TRY IT: What do the entries below say? Restate them word for word.

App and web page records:
——
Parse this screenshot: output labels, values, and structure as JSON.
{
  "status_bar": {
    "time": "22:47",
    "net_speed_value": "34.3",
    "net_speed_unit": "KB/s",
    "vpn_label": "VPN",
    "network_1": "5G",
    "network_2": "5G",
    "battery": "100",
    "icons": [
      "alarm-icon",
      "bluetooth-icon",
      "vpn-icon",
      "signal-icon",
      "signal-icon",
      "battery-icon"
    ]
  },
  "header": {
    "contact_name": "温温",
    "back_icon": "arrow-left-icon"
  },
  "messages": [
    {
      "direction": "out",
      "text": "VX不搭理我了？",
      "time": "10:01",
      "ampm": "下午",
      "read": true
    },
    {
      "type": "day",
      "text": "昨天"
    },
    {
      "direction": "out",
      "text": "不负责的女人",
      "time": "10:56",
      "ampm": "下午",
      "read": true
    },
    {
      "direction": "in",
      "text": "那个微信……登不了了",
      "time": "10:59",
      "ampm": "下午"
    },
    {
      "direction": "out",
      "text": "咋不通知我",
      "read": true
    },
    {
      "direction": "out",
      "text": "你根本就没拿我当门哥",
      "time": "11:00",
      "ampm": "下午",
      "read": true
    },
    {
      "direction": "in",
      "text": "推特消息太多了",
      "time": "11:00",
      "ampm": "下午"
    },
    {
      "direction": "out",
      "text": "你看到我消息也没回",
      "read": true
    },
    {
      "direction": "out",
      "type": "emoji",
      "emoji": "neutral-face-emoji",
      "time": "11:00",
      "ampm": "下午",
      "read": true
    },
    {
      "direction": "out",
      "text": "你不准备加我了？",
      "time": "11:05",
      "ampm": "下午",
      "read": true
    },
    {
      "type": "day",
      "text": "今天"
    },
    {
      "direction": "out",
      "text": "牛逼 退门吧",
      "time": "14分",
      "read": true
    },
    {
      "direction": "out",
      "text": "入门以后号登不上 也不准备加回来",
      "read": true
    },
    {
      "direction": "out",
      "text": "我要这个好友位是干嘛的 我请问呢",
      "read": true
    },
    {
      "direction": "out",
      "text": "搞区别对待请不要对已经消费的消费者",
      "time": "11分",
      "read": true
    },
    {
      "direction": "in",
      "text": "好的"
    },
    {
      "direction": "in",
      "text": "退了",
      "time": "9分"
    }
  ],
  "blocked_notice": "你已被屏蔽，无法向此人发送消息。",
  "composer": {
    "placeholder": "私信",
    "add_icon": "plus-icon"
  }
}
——
TASK SOLUTION:
Parse this screenshot: output labels, values, and structure as JSON.
{
  "status_bar": {
    "time": "22:47",
    "net_speed_value": "34.3",
    "net_speed_unit": "KB/s",
    "vpn_label": "VPN",
    "network_1": "5G",
    "network_2": "5G",
    "battery": "100",
    "icons": [
      "alarm-icon",
      "bluetooth-icon",
      "vpn-icon",
      "signal-icon",
      "signal-icon",
      "battery-icon"
    ]
  },
  "header": {
    "contact_name": "温温",
    "back_icon": "arrow-left-icon"
  },
  "messages": [
    {
      "direction": "out",
      "text": "VX不搭理我了？",
      "time": "10:01",
      "ampm": "下午",
      "read": true
    },
    {
      "type": "day",
      "text": "昨天"
    },
    {
      "direction": "out",
      "text": "不负责的女人",
      "time": "10:56",
      "ampm": "下午",
      "read": true
    },
    {
      "direction": "in",
      "text": "那个微信……登不了了",
      "time": "10:59",
      "ampm": "下午"
    },
    {
      "direction": "out",
      "text": "咋不通知我",
      "read": true
    },
    {
      "direction": "out",
      "text": "你根本就没拿我当门哥",
      "time": "11:00",
      "ampm": "下午",
      "read": true
    },
    {
      "direction": "in",
      "text": "推特消息太多了",
      "time": "11:00",
      "ampm": "下午"
    },
    {
      "direction": "out",
      "text": "你看到我消息也没回",
      "read": true
    },
    {
      "direction": "out",
      "type": "emoji",
      "emoji": "neutral-face-emoji",
      "time": "11:00",
      "ampm": "下午",
      "read": true
    },
    {
      "direction": "out",
      "text": "你不准备加我了？",
      "time": "11:05",
      "ampm": "下午",
      "read": true
    },
    {
      "type": "day",
      "text": "今天"
    },
    {
      "direction": "out",
      "text": "牛逼 退门吧",
      "time": "14分",
      "read": true
    },
    {
      "direction": "out",
      "text": "入门以后号登不上 也不准备加回来",
      "read": true
    },
    {
      "direction": "out",
      "text": "我要这个好友位是干嘛的 我请问呢",
      "read": true
    },
    {
      "direction": "out",
      "text": "搞区别对待请不要对已经消费的消费者",
      "time": "11分",
      "read": true
    },
    {
      "direction": "in",
      "text": "好的"
    },
    {
      "direction": "in",
      "text": "退了",
      "time": "9分"
    }
  ],
  "blocked_notice": "你已被屏蔽，无法向此人发送消息。",
  "composer": {
    "placeholder": "私信",
    "add_icon": "plus-icon"
  }
}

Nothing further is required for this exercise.